[Work instruction] All of the entries need to be printed again exactly; pictures are the only thing to omit.

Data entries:
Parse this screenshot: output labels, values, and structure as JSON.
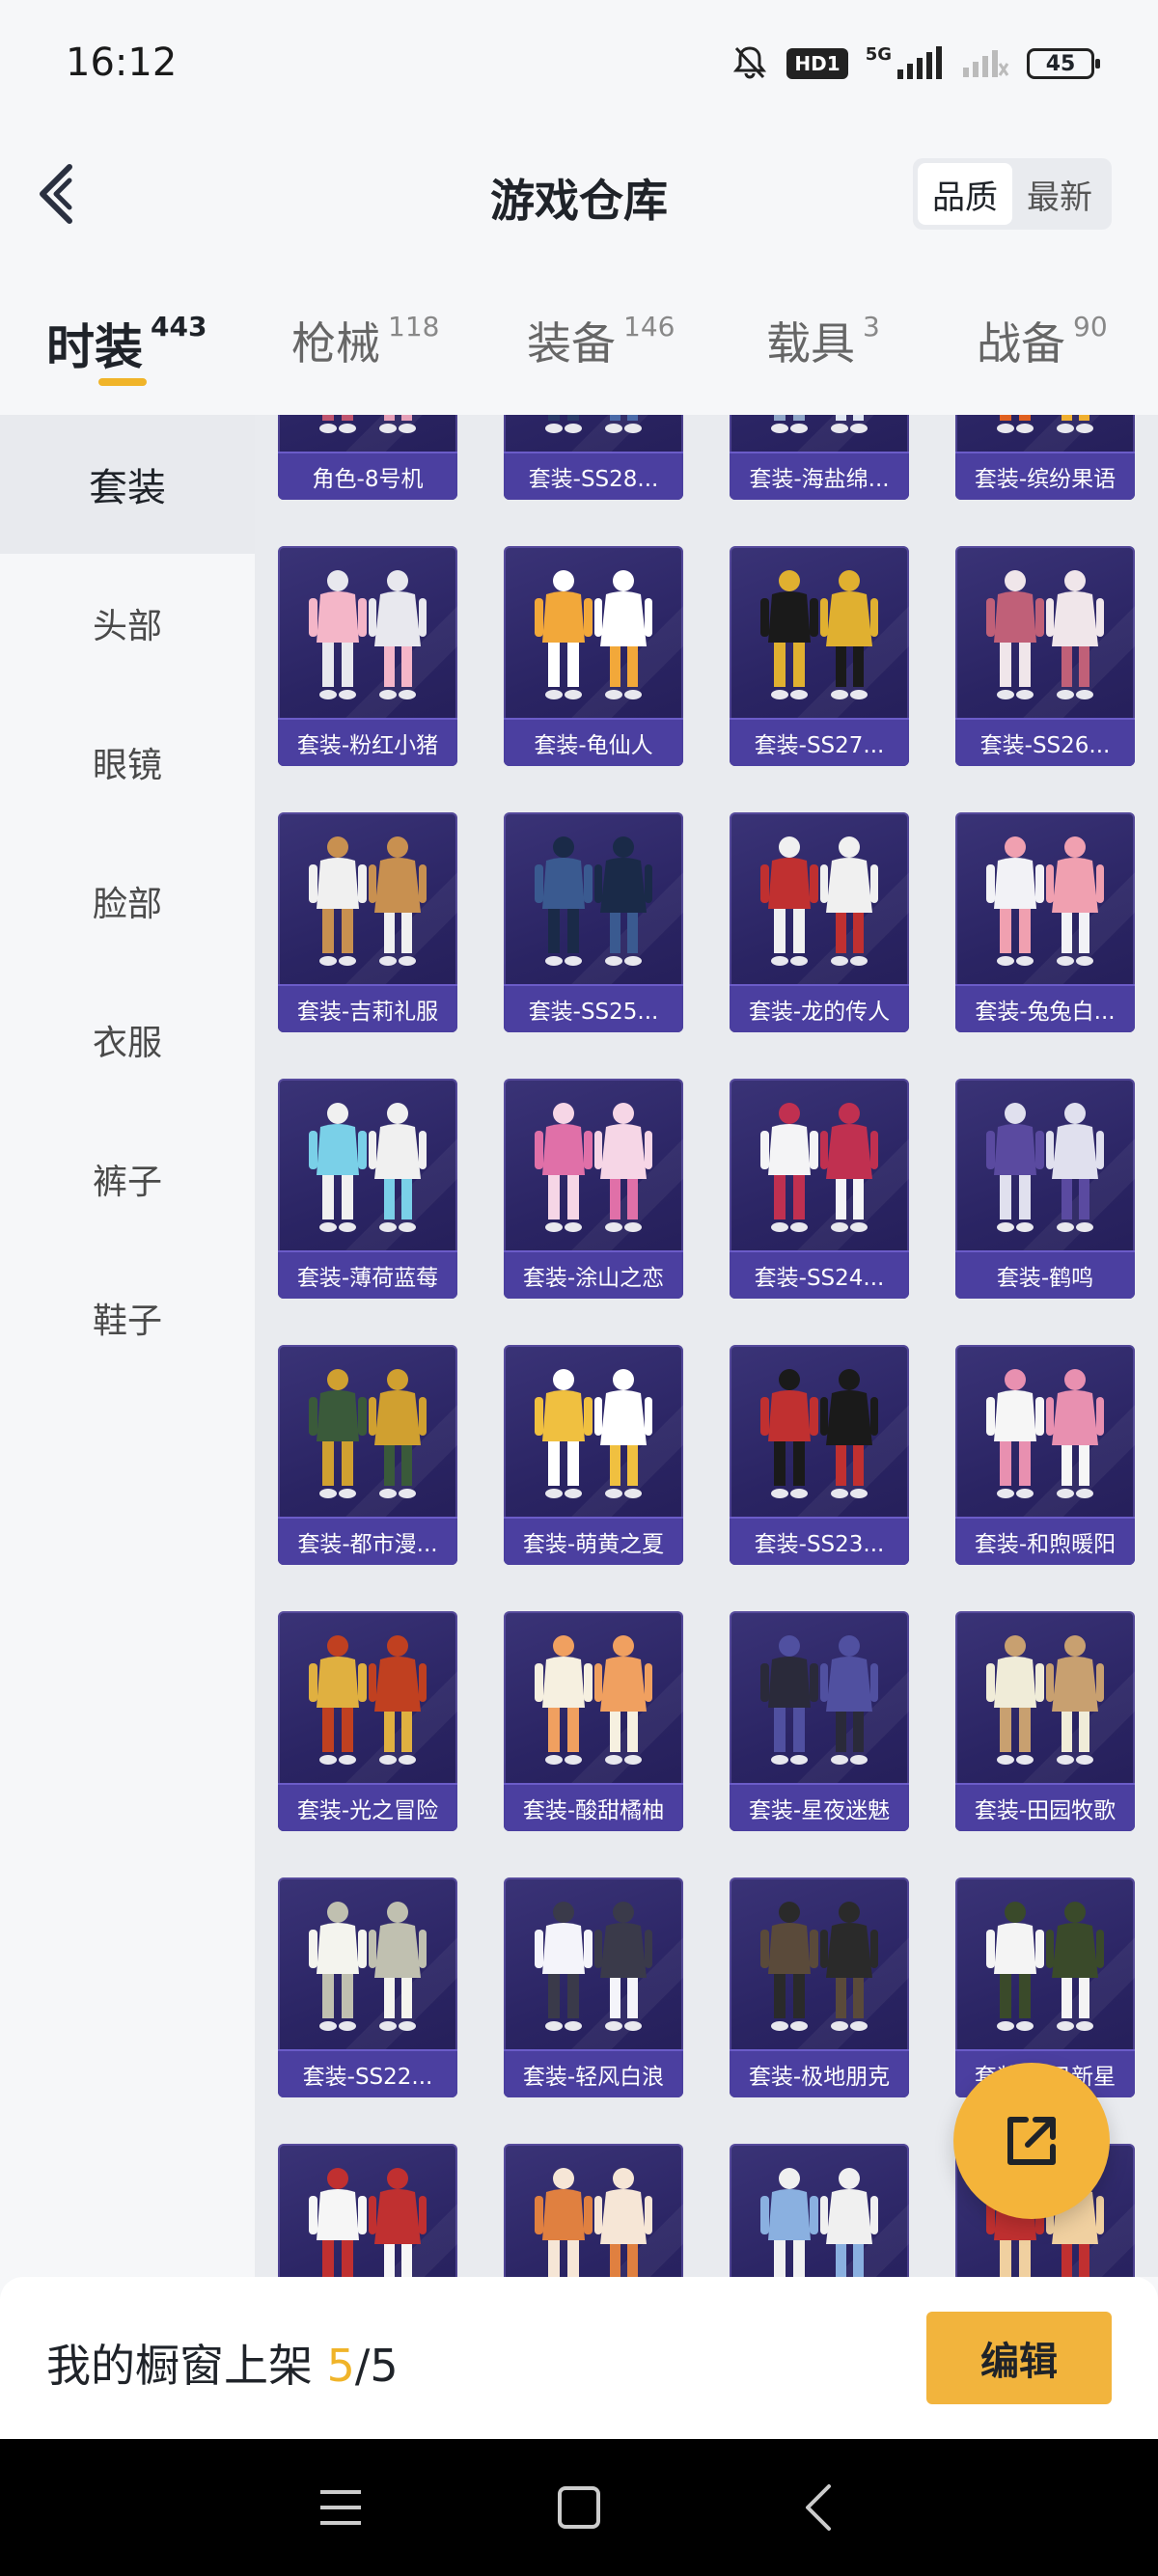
{
  "status_bar": {
    "time": "16:12",
    "hd_label": "HD1",
    "network": "5G",
    "battery": "45"
  },
  "header": {
    "title": "游戏仓库",
    "sort_options": [
      "品质",
      "最新"
    ],
    "sort_active": 0
  },
  "tabs": [
    {
      "label": "时装",
      "count": "443",
      "active": true
    },
    {
      "label": "枪械",
      "count": "118",
      "active": false
    },
    {
      "label": "装备",
      "count": "146",
      "active": false
    },
    {
      "label": "载具",
      "count": "3",
      "active": false
    },
    {
      "label": "战备",
      "count": "90",
      "active": false
    }
  ],
  "sidebar": {
    "items": [
      {
        "label": "套装",
        "active": true
      },
      {
        "label": "头部",
        "active": false
      },
      {
        "label": "眼镜",
        "active": false
      },
      {
        "label": "脸部",
        "active": false
      },
      {
        "label": "衣服",
        "active": false
      },
      {
        "label": "裤子",
        "active": false
      },
      {
        "label": "鞋子",
        "active": false
      }
    ]
  },
  "items": [
    {
      "name": "角色-8号机",
      "palette": [
        "#e6a0b8",
        "#c0556f"
      ]
    },
    {
      "name": "套装-SS28...",
      "palette": [
        "#4a6aa8",
        "#2a3a68"
      ]
    },
    {
      "name": "套装-海盐绵...",
      "palette": [
        "#dfe6f2",
        "#8fa6c8"
      ]
    },
    {
      "name": "套装-缤纷果语",
      "palette": [
        "#f0b030",
        "#e06020"
      ]
    },
    {
      "name": "套装-粉红小猪",
      "palette": [
        "#f4b6c8",
        "#e8e8ee"
      ]
    },
    {
      "name": "套装-龟仙人",
      "palette": [
        "#f2a83a",
        "#ffffff"
      ]
    },
    {
      "name": "套装-SS27...",
      "palette": [
        "#1a1a1a",
        "#e0b030"
      ]
    },
    {
      "name": "套装-SS26...",
      "palette": [
        "#c06078",
        "#f0e6ea"
      ]
    },
    {
      "name": "套装-吉莉礼服",
      "palette": [
        "#f0f0f0",
        "#c89050"
      ]
    },
    {
      "name": "套装-SS25...",
      "palette": [
        "#3a5a90",
        "#1a2a48"
      ]
    },
    {
      "name": "套装-龙的传人",
      "palette": [
        "#c03030",
        "#f0f0f0"
      ]
    },
    {
      "name": "套装-兔兔白...",
      "palette": [
        "#f2f2f6",
        "#f0a0b0"
      ]
    },
    {
      "name": "套装-薄荷蓝莓",
      "palette": [
        "#7ad0e8",
        "#f0f0f0"
      ]
    },
    {
      "name": "套装-涂山之恋",
      "palette": [
        "#e070a8",
        "#f6d6e6"
      ]
    },
    {
      "name": "套装-SS24...",
      "palette": [
        "#f4f4f6",
        "#c03050"
      ]
    },
    {
      "name": "套装-鹤鸣",
      "palette": [
        "#5a4aa0",
        "#e0e0ee"
      ]
    },
    {
      "name": "套装-都市漫...",
      "palette": [
        "#3a5a3a",
        "#d0a030"
      ]
    },
    {
      "name": "套装-萌黄之夏",
      "palette": [
        "#f0c040",
        "#ffffff"
      ]
    },
    {
      "name": "套装-SS23...",
      "palette": [
        "#c03030",
        "#1a1a1a"
      ]
    },
    {
      "name": "套装-和煦暖阳",
      "palette": [
        "#f6f6f6",
        "#e890b0"
      ]
    },
    {
      "name": "套装-光之冒险",
      "palette": [
        "#e0b040",
        "#c04020"
      ]
    },
    {
      "name": "套装-酸甜橘柚",
      "palette": [
        "#f6f0e0",
        "#f0a060"
      ]
    },
    {
      "name": "套装-星夜迷魅",
      "palette": [
        "#2a2a3a",
        "#5050a0"
      ]
    },
    {
      "name": "套装-田园牧歌",
      "palette": [
        "#f0ecd8",
        "#c8a070"
      ]
    },
    {
      "name": "套装-SS22...",
      "palette": [
        "#f4f4ee",
        "#c0c0b0"
      ]
    },
    {
      "name": "套装-轻风白浪",
      "palette": [
        "#f4f4fa",
        "#3a3a4a"
      ]
    },
    {
      "name": "套装-极地朋克",
      "palette": [
        "#5a4a3a",
        "#2a2a2a"
      ]
    },
    {
      "name": "套装-明日新星",
      "palette": [
        "#f4f4f4",
        "#3a4a2a"
      ]
    },
    {
      "name": "",
      "palette": [
        "#f6f6f6",
        "#c03030"
      ]
    },
    {
      "name": "",
      "palette": [
        "#e08040",
        "#f6e6d6"
      ]
    },
    {
      "name": "",
      "palette": [
        "#8ab0e0",
        "#f0f0f0"
      ]
    },
    {
      "name": "",
      "palette": [
        "#c03030",
        "#f0d0a0"
      ]
    }
  ],
  "bottom_bar": {
    "label": "我的橱窗上架 ",
    "used": "5",
    "separator": "/",
    "total": "5",
    "edit_label": "编辑"
  },
  "colors": {
    "accent": "#f0b429",
    "card_bg": "#2a2463",
    "card_label_bg": "#4b3fa0"
  }
}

[Solution to this task]
Parse this screenshot: output labels, values, and structure as JSON.
{
  "status_bar": {
    "time": "16:12",
    "hd_label": "HD1",
    "network": "5G",
    "battery": "45"
  },
  "header": {
    "title": "游戏仓库",
    "sort_options": [
      "品质",
      "最新"
    ],
    "sort_active": 0
  },
  "tabs": [
    {
      "label": "时装",
      "count": "443",
      "active": true
    },
    {
      "label": "枪械",
      "count": "118",
      "active": false
    },
    {
      "label": "装备",
      "count": "146",
      "active": false
    },
    {
      "label": "载具",
      "count": "3",
      "active": false
    },
    {
      "label": "战备",
      "count": "90",
      "active": false
    }
  ],
  "sidebar": {
    "items": [
      {
        "label": "套装",
        "active": true
      },
      {
        "label": "头部",
        "active": false
      },
      {
        "label": "眼镜",
        "active": false
      },
      {
        "label": "脸部",
        "active": false
      },
      {
        "label": "衣服",
        "active": false
      },
      {
        "label": "裤子",
        "active": false
      },
      {
        "label": "鞋子",
        "active": false
      }
    ]
  },
  "items": [
    {
      "name": "角色-8号机",
      "palette": [
        "#e6a0b8",
        "#c0556f"
      ]
    },
    {
      "name": "套装-SS28...",
      "palette": [
        "#4a6aa8",
        "#2a3a68"
      ]
    },
    {
      "name": "套装-海盐绵...",
      "palette": [
        "#dfe6f2",
        "#8fa6c8"
      ]
    },
    {
      "name": "套装-缤纷果语",
      "palette": [
        "#f0b030",
        "#e06020"
      ]
    },
    {
      "name": "套装-粉红小猪",
      "palette": [
        "#f4b6c8",
        "#e8e8ee"
      ]
    },
    {
      "name": "套装-龟仙人",
      "palette": [
        "#f2a83a",
        "#ffffff"
      ]
    },
    {
      "name": "套装-SS27...",
      "palette": [
        "#1a1a1a",
        "#e0b030"
      ]
    },
    {
      "name": "套装-SS26...",
      "palette": [
        "#c06078",
        "#f0e6ea"
      ]
    },
    {
      "name": "套装-吉莉礼服",
      "palette": [
        "#f0f0f0",
        "#c89050"
      ]
    },
    {
      "name": "套装-SS25...",
      "palette": [
        "#3a5a90",
        "#1a2a48"
      ]
    },
    {
      "name": "套装-龙的传人",
      "palette": [
        "#c03030",
        "#f0f0f0"
      ]
    },
    {
      "name": "套装-兔兔白...",
      "palette": [
        "#f2f2f6",
        "#f0a0b0"
      ]
    },
    {
      "name": "套装-薄荷蓝莓",
      "palette": [
        "#7ad0e8",
        "#f0f0f0"
      ]
    },
    {
      "name": "套装-涂山之恋",
      "palette": [
        "#e070a8",
        "#f6d6e6"
      ]
    },
    {
      "name": "套装-SS24...",
      "palette": [
        "#f4f4f6",
        "#c03050"
      ]
    },
    {
      "name": "套装-鹤鸣",
      "palette": [
        "#5a4aa0",
        "#e0e0ee"
      ]
    },
    {
      "name": "套装-都市漫...",
      "palette": [
        "#3a5a3a",
        "#d0a030"
      ]
    },
    {
      "name": "套装-萌黄之夏",
      "palette": [
        "#f0c040",
        "#ffffff"
      ]
    },
    {
      "name": "套装-SS23...",
      "palette": [
        "#c03030",
        "#1a1a1a"
      ]
    },
    {
      "name": "套装-和煦暖阳",
      "palette": [
        "#f6f6f6",
        "#e890b0"
      ]
    },
    {
      "name": "套装-光之冒险",
      "palette": [
        "#e0b040",
        "#c04020"
      ]
    },
    {
      "name": "套装-酸甜橘柚",
      "palette": [
        "#f6f0e0",
        "#f0a060"
      ]
    },
    {
      "name": "套装-星夜迷魅",
      "palette": [
        "#2a2a3a",
        "#5050a0"
      ]
    },
    {
      "name": "套装-田园牧歌",
      "palette": [
        "#f0ecd8",
        "#c8a070"
      ]
    },
    {
      "name": "套装-SS22...",
      "palette": [
        "#f4f4ee",
        "#c0c0b0"
      ]
    },
    {
      "name": "套装-轻风白浪",
      "palette": [
        "#f4f4fa",
        "#3a3a4a"
      ]
    },
    {
      "name": "套装-极地朋克",
      "palette": [
        "#5a4a3a",
        "#2a2a2a"
      ]
    },
    {
      "name": "套装-明日新星",
      "palette": [
        "#f4f4f4",
        "#3a4a2a"
      ]
    },
    {
      "name": "",
      "palette": [
        "#f6f6f6",
        "#c03030"
      ]
    },
    {
      "name": "",
      "palette": [
        "#e08040",
        "#f6e6d6"
      ]
    },
    {
      "name": "",
      "palette": [
        "#8ab0e0",
        "#f0f0f0"
      ]
    },
    {
      "name": "",
      "palette": [
        "#c03030",
        "#f0d0a0"
      ]
    }
  ],
  "bottom_bar": {
    "label": "我的橱窗上架 ",
    "used": "5",
    "separator": "/",
    "total": "5",
    "edit_label": "编辑"
  },
  "colors": {
    "accent": "#f0b429",
    "card_bg": "#2a2463",
    "card_label_bg": "#4b3fa0"
  }
}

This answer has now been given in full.